The combination of CVS and Aetna will work out great for the investment bankers and members of senior management who are able to cash out. Beyond that I’m skeptical about what value this colossus will add to the health care equation.
If the idea is to get health insurers to offer plans that favor retail clinics, why not just contract with those plans? Aetna is a big company but as a national plan its market share in many geographies is relatively modest. Often –like here in Massachusetts– the local Blue Cross has the biggest market share. If CVS is big and powerful enough to actually buy Aetna, surely it can get that company and others to come to terms on retail clinics.
“Consumer directed health plans” were all the rage in the mid 2000s. The big idea was that if patients had ‘skin in the game’ in the form of greater financial participation in the cost of their care, they would use their well honed shopping skills to find the best deals and thereby drive costs down and value up. Employers embraced the idea, since it could reduce their costs and keep employees happy.
There was a general acknowledgment that patients would need better information and tools to transform into consumers, and there was plenty of optimism that these would be made available.
No one uses the term “consumer directed” anymore. There’s an acknowledgment that this term became a euphemism for cost-shifting
Employers tweaking health insurance offerings is not going to solve the healthcare cost problem in this country
Employees don’t like the plans and in a tight labor market employers have to abandon them
Kaiser reports that:
Because lots of medical treatment is unplanned, hospitals and doctors proved to be much less “shoppable” than experts predicted. Workers found price-comparison tools hard to use.
Not all “experts” jumped on the consumer directed bandwagon. Back in 2007 I attended the World Health Care Congress where I heard people gushing about the benefits of consumer directed plans. They used employer sponsored 401(k) plans as a model of how employees would take responsibility once offered compelling products, information and customer service from companies like Fidelity and Vanguard.
But as I pointed out at the time in “What if the consumer can’t hack it?” employees had actually done poorly with 401(k)’s, investing too little, choosing low return investments, concentrating their holdings in their own company’s stock, etc. As I wrote:
In my view, 401(k)s are a lot simpler for employees to understand than health care. In a 401(k) you can make one or two decisions and then be on auto-pilot. For example, just contributing the maximum amount and picking a target-date retirement fund is about all that’s really needed. Results can be easily and objectively measured over time and compared with benchmarks. We’ll never be able to do that in health care.
I don’t totally discount the 401(K) analogy but we should at least acknowledge that the 401(k) experience has been far from perfect and that health care is going to be a harder nut to crack.

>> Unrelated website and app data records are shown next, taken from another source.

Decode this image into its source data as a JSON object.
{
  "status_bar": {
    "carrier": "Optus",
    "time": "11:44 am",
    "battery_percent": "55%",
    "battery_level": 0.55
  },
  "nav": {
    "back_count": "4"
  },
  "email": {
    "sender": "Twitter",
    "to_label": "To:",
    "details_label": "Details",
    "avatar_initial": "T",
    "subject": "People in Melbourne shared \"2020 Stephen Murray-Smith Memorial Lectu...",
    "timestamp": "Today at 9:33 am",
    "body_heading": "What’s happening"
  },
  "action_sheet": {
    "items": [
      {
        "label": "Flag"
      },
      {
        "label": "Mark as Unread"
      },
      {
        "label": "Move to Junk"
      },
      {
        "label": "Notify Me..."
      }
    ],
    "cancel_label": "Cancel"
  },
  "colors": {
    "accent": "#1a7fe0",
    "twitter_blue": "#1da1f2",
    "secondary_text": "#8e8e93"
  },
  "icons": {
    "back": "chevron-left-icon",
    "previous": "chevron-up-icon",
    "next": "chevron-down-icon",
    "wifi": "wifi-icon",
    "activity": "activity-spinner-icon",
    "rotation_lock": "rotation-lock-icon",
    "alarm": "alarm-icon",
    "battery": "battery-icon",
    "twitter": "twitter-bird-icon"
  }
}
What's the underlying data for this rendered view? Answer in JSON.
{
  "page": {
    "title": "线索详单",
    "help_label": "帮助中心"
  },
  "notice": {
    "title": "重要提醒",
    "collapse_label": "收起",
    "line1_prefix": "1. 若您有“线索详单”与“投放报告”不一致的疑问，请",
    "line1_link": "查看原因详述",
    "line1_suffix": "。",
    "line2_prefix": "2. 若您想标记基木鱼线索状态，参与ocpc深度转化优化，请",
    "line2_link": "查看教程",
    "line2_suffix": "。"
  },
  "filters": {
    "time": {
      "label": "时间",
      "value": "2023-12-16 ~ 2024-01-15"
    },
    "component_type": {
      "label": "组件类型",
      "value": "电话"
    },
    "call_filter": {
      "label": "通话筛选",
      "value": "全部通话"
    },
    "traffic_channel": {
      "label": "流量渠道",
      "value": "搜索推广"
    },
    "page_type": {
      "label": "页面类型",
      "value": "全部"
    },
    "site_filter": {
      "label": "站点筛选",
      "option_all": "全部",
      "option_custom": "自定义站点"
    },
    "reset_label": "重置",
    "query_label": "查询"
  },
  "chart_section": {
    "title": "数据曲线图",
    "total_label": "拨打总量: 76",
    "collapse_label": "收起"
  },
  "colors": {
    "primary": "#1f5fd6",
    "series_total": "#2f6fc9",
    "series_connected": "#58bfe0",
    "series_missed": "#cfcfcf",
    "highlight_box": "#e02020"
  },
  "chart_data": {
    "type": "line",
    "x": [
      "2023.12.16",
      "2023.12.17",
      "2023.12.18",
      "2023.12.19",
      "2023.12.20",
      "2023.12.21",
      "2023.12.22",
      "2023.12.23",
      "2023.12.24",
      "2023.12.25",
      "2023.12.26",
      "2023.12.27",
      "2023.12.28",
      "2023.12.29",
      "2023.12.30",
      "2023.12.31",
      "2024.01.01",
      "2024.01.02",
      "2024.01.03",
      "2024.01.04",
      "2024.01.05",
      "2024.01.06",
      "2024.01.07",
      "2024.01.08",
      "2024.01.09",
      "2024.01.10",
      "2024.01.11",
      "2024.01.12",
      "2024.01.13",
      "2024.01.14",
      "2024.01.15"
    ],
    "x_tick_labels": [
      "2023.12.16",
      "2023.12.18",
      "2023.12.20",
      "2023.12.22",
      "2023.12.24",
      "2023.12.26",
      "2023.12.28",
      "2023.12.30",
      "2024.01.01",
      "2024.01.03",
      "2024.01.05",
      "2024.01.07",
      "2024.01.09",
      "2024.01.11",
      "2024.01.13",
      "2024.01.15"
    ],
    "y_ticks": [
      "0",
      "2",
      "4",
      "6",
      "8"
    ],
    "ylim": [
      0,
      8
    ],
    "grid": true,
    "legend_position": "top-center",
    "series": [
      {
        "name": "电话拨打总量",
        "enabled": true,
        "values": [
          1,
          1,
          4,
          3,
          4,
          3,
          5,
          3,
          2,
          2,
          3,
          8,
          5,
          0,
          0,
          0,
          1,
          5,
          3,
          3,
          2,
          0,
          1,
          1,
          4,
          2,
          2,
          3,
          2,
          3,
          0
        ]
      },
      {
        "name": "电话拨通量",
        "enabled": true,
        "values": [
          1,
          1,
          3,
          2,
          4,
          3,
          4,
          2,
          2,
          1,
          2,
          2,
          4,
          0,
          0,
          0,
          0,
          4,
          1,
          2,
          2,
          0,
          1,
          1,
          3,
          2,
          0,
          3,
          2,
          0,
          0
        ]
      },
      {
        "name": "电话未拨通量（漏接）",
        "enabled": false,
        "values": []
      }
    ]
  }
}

Belong.life bills itself as the largest social network for cancer patients and caregivers. With over 100,000 participants, Belong is approaching the scale at which it can generate meaningful insights, and leverage machine learning and artificial intelligence to create a “hyper-personalized” experience.
I spoke recently with Irad Deutsch, Chief Technology Officer. He described how his personal experience as a caregiver led him to co-found the company, and talked about what makes Belong valuable and differentiated.
(0:12) What are some of the main unmet needs for cancer patients and caregivers? Why was there a need for Belong in the first place?
(2:15) What, specifically does Belong do for patients that they can’t get elsewhere?
(4:23) How are providers and payers involved with Belong? Is this mainly a branding and cost-saving tool for them?
(7:03) What about pharmaceutical companies?
(8:00) You recently released a cancer fatigue survey. Why did you conduct that and what did it show? Any real surprises?
(10:08) You talk a lot about big data and machine learning but it’s not readily evident how those play in to Belong. Can you explain?
Xpostfactoid hosts the Map of Malfunction issue of the Health Wonk Review. He describes it –accurately– as “a smorgasbord of smart takes on the morphing ACA marketplace; various dysfunctions (and one or two functions) of U.S. health care; and political wars over Medicare and the ACA.”
You may be glued to your seat today for the Kavanaugh hearing, but you can read the Review when you take a break.
We don’t normally think of Senator John McCain as a healthcare leader, and yet he played a significant role over the years in various policy matters. CareCentrix CEO, John Driscoll and I pay tribute in a short edition of #CareTalk.